Universal antioxidant. Most antioxidants normally operate in a specific environment and protect a single part of the cell. For instance, vitamin E can protect plasmatic membranes from free radical damage, while vitamin C operates in the watery areas of the cell. Vitamin E is fat soluble, while vitamin C is water soluble. Yet ALA operates in both areas: in fatty membranes and watery areas alike. Soluble in fat and water at the same time? Yes, ALA can do it all! Alpha Lipoic Acid is the antioxidant that is soluble in all areas of the cell, and therefore can protect the entire cell from the impact of free radicals.

Recycling antioxidants. ALA recycles other antioxidants, improving their function and increasing their duration of life in our bodies. Antioxidants deactivate free radicals by absorbing their additional electron or by boding to them. As soon as an antioxidant, for instance ascorbic acid, has absorbed that extra electron, the antioxidant is eliminated. It must transfer that extra electron to another antioxidant that can recycle ascorbic acid, such as alpha lipoic acid. After the ascorbic acid transfers the extra electron to the ALA, it can go on defending the cells and destroying other free radicals. This recycling is extremely important for keeping antioxidants on the first line, ready to eliminate free radicals.

Because ALA is the universal antioxidant, it can recycle both fat soluble and water soluble antioxidants. Studies show that ALA can recycle a great variety of antioxidants, including vitamin C, vitamin E and glutathione. A higher level of ALA should intensify the antioxidant recycling process and improve defense mechanisms within cells and overall operation of antioxidants. 

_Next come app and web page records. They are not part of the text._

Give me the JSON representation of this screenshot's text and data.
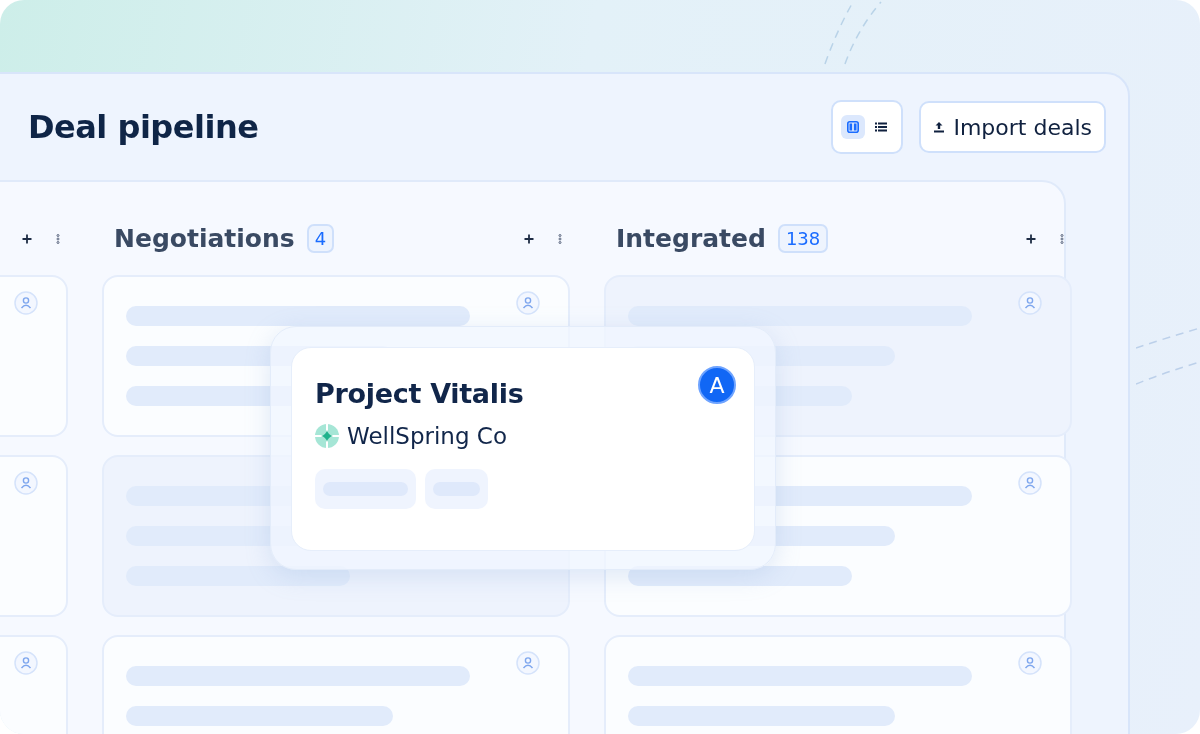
{
  "page": {
    "title": "Deal pipeline"
  },
  "view_toggle": [
    {
      "kind": "board",
      "selected": true
    },
    {
      "kind": "list",
      "selected": false
    }
  ],
  "import_button": {
    "label": "Import deals"
  },
  "columns": [
    {
      "cards": [
        {
          "kind": "edge",
          "shaded": false
        },
        {
          "kind": "edge",
          "shaded": false
        },
        {
          "kind": "edge",
          "shaded": false
        }
      ]
    },
    {
      "title": "Negotiations",
      "count": "4",
      "cards": [
        {
          "kind": "skeleton",
          "shaded": false
        },
        {
          "kind": "covered",
          "shaded": true
        },
        {
          "kind": "partial",
          "shaded": false
        }
      ]
    },
    {
      "title": "Integrated",
      "count": "138",
      "cards": [
        {
          "kind": "skeleton",
          "shaded": true
        },
        {
          "kind": "skeleton",
          "shaded": false
        },
        {
          "kind": "partial",
          "shaded": false
        }
      ]
    }
  ],
  "dragged_card": {
    "title": "Project Vitalis",
    "company": "WellSpring Co",
    "avatar": "A"
  }
}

Anti-aging. Preliminary studies on ALA suggest that it cannot only prevent aging, but reverse it, too. Two different studies carried out by Berkley University in California have investigated the additional effects of ALA on the aging process. Mitochondria are the parts of the cell that produce energy: they use oxygen in order to convert glucose into a usable form of energy by means of a complex process whose byproducts are often free radicals. As we age, antioxidant biosynthesis decreases and mitochondria become less and less efficient, leading to an increased level of oxidants. Therefore, our body produces more harmful molecules and the number of antioxidants that defend it decreases. These antioxidants stay in the body and attack cell and biomolecule structures.

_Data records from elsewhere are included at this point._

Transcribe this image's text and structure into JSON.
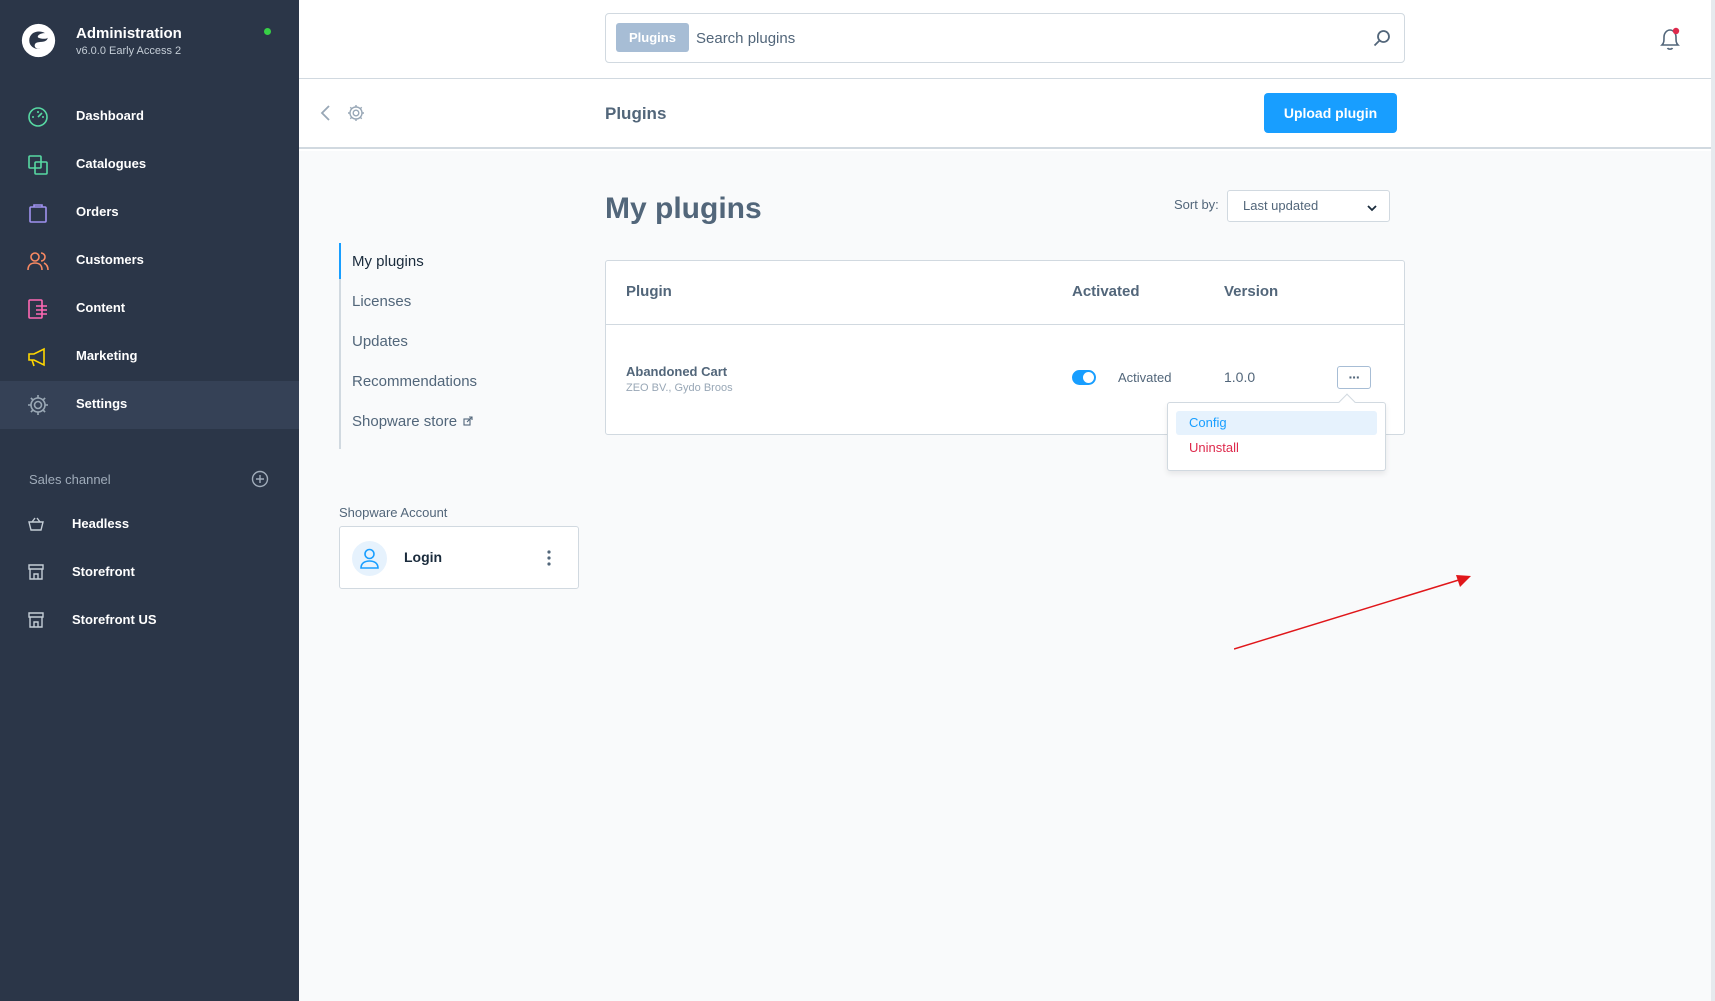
{
  "brand": {
    "title": "Administration",
    "version": "v6.0.0 Early Access 2",
    "status_color": "#37d046"
  },
  "nav": [
    {
      "label": "Dashboard",
      "icon": "dashboard-icon",
      "color": "#57d9a3"
    },
    {
      "label": "Catalogues",
      "icon": "catalogue-icon",
      "color": "#57d9a3"
    },
    {
      "label": "Orders",
      "icon": "orders-icon",
      "color": "#a092f0"
    },
    {
      "label": "Customers",
      "icon": "customers-icon",
      "color": "#f88962"
    },
    {
      "label": "Content",
      "icon": "content-icon",
      "color": "#ff68b4"
    },
    {
      "label": "Marketing",
      "icon": "marketing-icon",
      "color": "#ffd700"
    },
    {
      "label": "Settings",
      "icon": "settings-icon",
      "color": "#9aa8b5",
      "active": true
    }
  ],
  "sales_channel": {
    "title": "Sales channel",
    "items": [
      {
        "label": "Headless",
        "icon": "basket-icon"
      },
      {
        "label": "Storefront",
        "icon": "storefront-icon"
      },
      {
        "label": "Storefront US",
        "icon": "storefront-icon"
      }
    ]
  },
  "search": {
    "tag": "Plugins",
    "placeholder": "Search plugins"
  },
  "smartbar": {
    "title": "Plugins",
    "upload_label": "Upload plugin"
  },
  "side_nav": {
    "items": [
      {
        "label": "My plugins",
        "active": true
      },
      {
        "label": "Licenses"
      },
      {
        "label": "Updates"
      },
      {
        "label": "Recommendations"
      },
      {
        "label": "Shopware store",
        "external": true
      }
    ]
  },
  "account": {
    "section_label": "Shopware Account",
    "login_label": "Login"
  },
  "main": {
    "title": "My plugins",
    "sort_label": "Sort by:",
    "sort_value": "Last updated"
  },
  "grid": {
    "columns": [
      "Plugin",
      "Activated",
      "Version"
    ],
    "rows": [
      {
        "name": "Abandoned Cart",
        "author": "ZEO BV., Gydo Broos",
        "activated": true,
        "activated_label": "Activated",
        "version": "1.0.0",
        "context_label": "···"
      }
    ]
  },
  "context_menu": {
    "items": [
      {
        "label": "Config",
        "highlighted": true
      },
      {
        "label": "Uninstall",
        "danger": true
      }
    ]
  },
  "colors": {
    "accent": "#189eff",
    "danger": "#de294c",
    "sidebar_bg": "#2b3648",
    "annotation": "#e0161a"
  }
}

Researchers have compared measurements of mitochondria functions after additional ALA intake with a control group that had not received an ALA supplement. The group that had not received the supplement showed a decrease of mitochondria functions and of ambulatory activity and an endogenous level of vitamin C and glutathione. After two weeks of ALA supplementation, clear signs of reversal of all three signs of aging were noticed.

A similar study researched the effects of aging on the ascorbic acid concentration, on antioxidant recycling and on biosynthesis. Researchers have noticed a decline in all these functions subsequent to the aging process, as well as a decrease of the body’s ability to fight oxidant stress. Two weeks of ALA supplementation increased the ascorbic acid concentration, biosynthesis and recycling process. These promising results suggest that ALA can partially reverse some of the biological processes associated with aging, especially antioxidant decline, which is dictated by aging.

ALA is researched as potential treatment for a few major health issues – of interest here, diabetes and associated complications. In Germany, ALA is used as treatment for diabetic neuropathy. In USA, studies are carried out in order to assess the efficiency of ALA in the treatment of insulin immunity associated to type 2 diabetes and to the multiple neuropathies caused by diabetes complications.